The Myth of Artificial Intelligence: Why Computers Can't Think the Way We Do

The Myth of Artificial IntelligenceIf you want to know about AI, read this bookit shows how a supposedly futuristic reverence for Artificial Intelligence retards progress when it denigrates our most irreplaceable resource for any future progress: our own human intelligence. Peter Thiel



A cutting edge AI researcher and tech entrepreneur debunks the fantasy that superintelligence is just a few clicks away and argues that this myth is not just wrong, it's actively blocking innovation and distorting our ability to make the crucial next leap.

Futurists insist that AI will soon eclipse the capacities of the most gifted human mind. What hope do we have against superintellige.

Nt machines? But we aren't really on the path to developing intelligent machines. In fact, we don't even know where that path might be.

A tech entrepreneur and pioneering research scientist working at the forefront of natural language processing, Erik Larson takes us on a tour of the landscape of AI to show how far we are from superintelligence, and what it would take to get there. Ever since Alan Turing, AI enthusiasts have equated artificial intelligence with human intelligence. This is a profound mistake. AI works on inductive reasoning, crunching data sets to predict outcomes. But humans don't correlate data sets: we make conjectures informed b.

The Myth of Artificial Intelligence: Why Computers Can't Think the Way We DoNt machines? But we aren't really on the path to developing intelligent machines. In fact, we don't even know where that path might be.

A tech entrepreneur and pioneering research scientist working at the forefront of natural language processing, Erik Larson takes us on a tour of the landscape of AI to show how far we are from superintelligence, and what it would take to get there. Ever since Alan Turing, AI enthusiasts have equated artificial intelligence with human intelligence. This is a profound mistake. AI works on inductive reasoning, crunching data sets to predict outcomes. But humans don't correlate data sets: we make conjectures informed b.

Genius Makers: The Mavericks Who Brought AI to Google, Facebook, and the World

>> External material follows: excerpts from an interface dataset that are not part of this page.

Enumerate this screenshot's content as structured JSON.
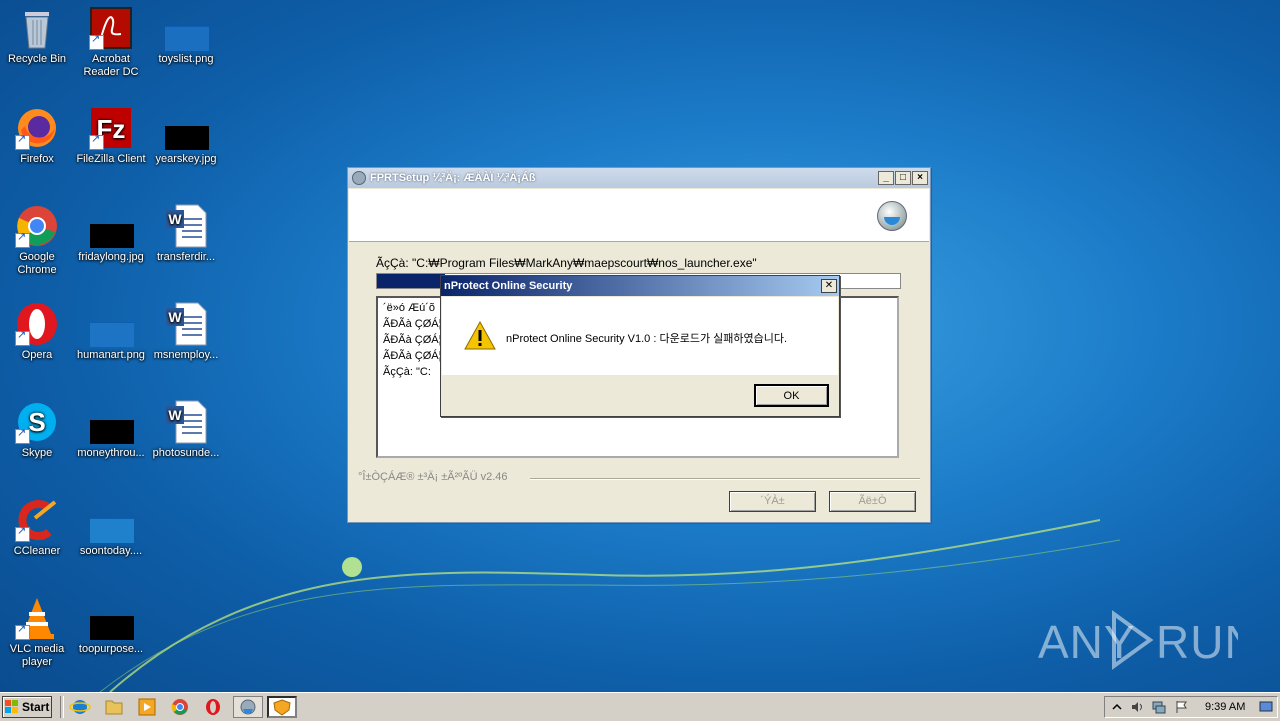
{
  "desktop": {
    "icons": [
      {
        "label": "Recycle Bin"
      },
      {
        "label": "Acrobat Reader DC"
      },
      {
        "label": "toyslist.png"
      },
      {
        "label": "Firefox"
      },
      {
        "label": "FileZilla Client"
      },
      {
        "label": "yearskey.jpg"
      },
      {
        "label": "Google Chrome"
      },
      {
        "label": "fridaylong.jpg"
      },
      {
        "label": "transferdir..."
      },
      {
        "label": "Opera"
      },
      {
        "label": "humanart.png"
      },
      {
        "label": "msnemploy..."
      },
      {
        "label": "Skype"
      },
      {
        "label": "moneythrou..."
      },
      {
        "label": "photosunde..."
      },
      {
        "label": "CCleaner"
      },
      {
        "label": "soontoday...."
      },
      {
        "label": "VLC media player"
      },
      {
        "label": "toopurpose..."
      }
    ],
    "watermark": "ANY RUN"
  },
  "setup_window": {
    "title": "FPRTSetup ¼³Ä¡: ÆÄÀÏ ¼³Ä¡Áß",
    "path_line": "ÃçÇà: \"C:₩Program Files₩MarkAny₩maepscourt₩nos_launcher.exe\"",
    "log_lines": [
      "´ë»ó Æú´õ",
      "ÃÐÃà ÇØÁ¦",
      "ÃÐÃà ÇØÁ¦",
      "ÃÐÃà ÇØÁ¦",
      "ÃçÇà: \"C:"
    ],
    "footer": "°Î±ÒÇÁÆ® ±³Ä¡ ±Ã²ºÃÜ v2.46",
    "back_button": "´ÝÀ±",
    "cancel_button": "Ãë±Ò"
  },
  "dialog": {
    "title": "nProtect Online Security",
    "message": "nProtect Online Security V1.0 : 다운로드가 실패하였습니다.",
    "ok_button": "OK",
    "close_symbol": "✕"
  },
  "taskbar": {
    "start_label": "Start",
    "clock": "9:39 AM"
  },
  "colors": {
    "dialog_title_start": "#0a246a",
    "dialog_title_end": "#a6caf0",
    "warning_yellow": "#f5c400",
    "progress_fill": "#0a246a"
  }
}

Ial discourse, and our daily lives, with few of us even noticing.

Long dismissed as a technology of the distant future, artificial intelligence was a project consigned to the fringes of the scientific community. Then two researchers changed everything. One was a sixty four year old computer science professor who didn't drive and didn't fly because he could no longer sit down but still made his way across North America for the moment that would define a new age of technology. The other was a thirty six year old neuroscientist and chess prodigy who laid claim to being the greatest game player of all time before vowing to build a machine that could do anything the human brain could do.

They took two very different paths to that lofty goal, and they disagreed on how quickly it would arri.

Genius Makers: The Mavericks Who Brought AI to Google, Facebook, and the World

Genius MakersThis colorful page turner puts artificial intelligence into a human perspective. Through the lives of Geoff Hinton and other major players, Metz explains this transformative technology and makes the quest thrilling. Walter Isaacson, author of The Code Breaker



Recipient of starred reviews in both Kirkus and Library JournalTHE UNTOLD TECH STORY OF OUR TIME

What does it mean to be smart? To be human? What do we really want from life and the intelligence we have, or might create?

With deep and exclusive reporting, across hundreds of interviews, New York Times Silicon Valley journalist Cade Metz brings you into the rooms where these questions are being answered. Where an extraordinarily powerful new artificial intelligence has been built into our biggest companies, our soc.

Genius Makers: The Mavericks Who Brought AI to Google Facebook and the WorldIal discourse, and our daily lives, with few of us even noticing.

Long dismissed as a technology of the distant future, artificial intelligence was a project consigned to the fringes of the scientific community. Then two researchers changed everything. One was a sixty four year old computer science professor who didn't drive and didn't fly because he could no longer sit down but still made his way across North America for the moment that would define a new age of technology. The other was a thirty six year old neuroscientist and chess prodigy who laid claim to being the greatest game player of all time before vowing to build a machine that could do anything the human brain could do.

They took two very different paths to that lofty goal, and they disagreed on how quickly it would arri.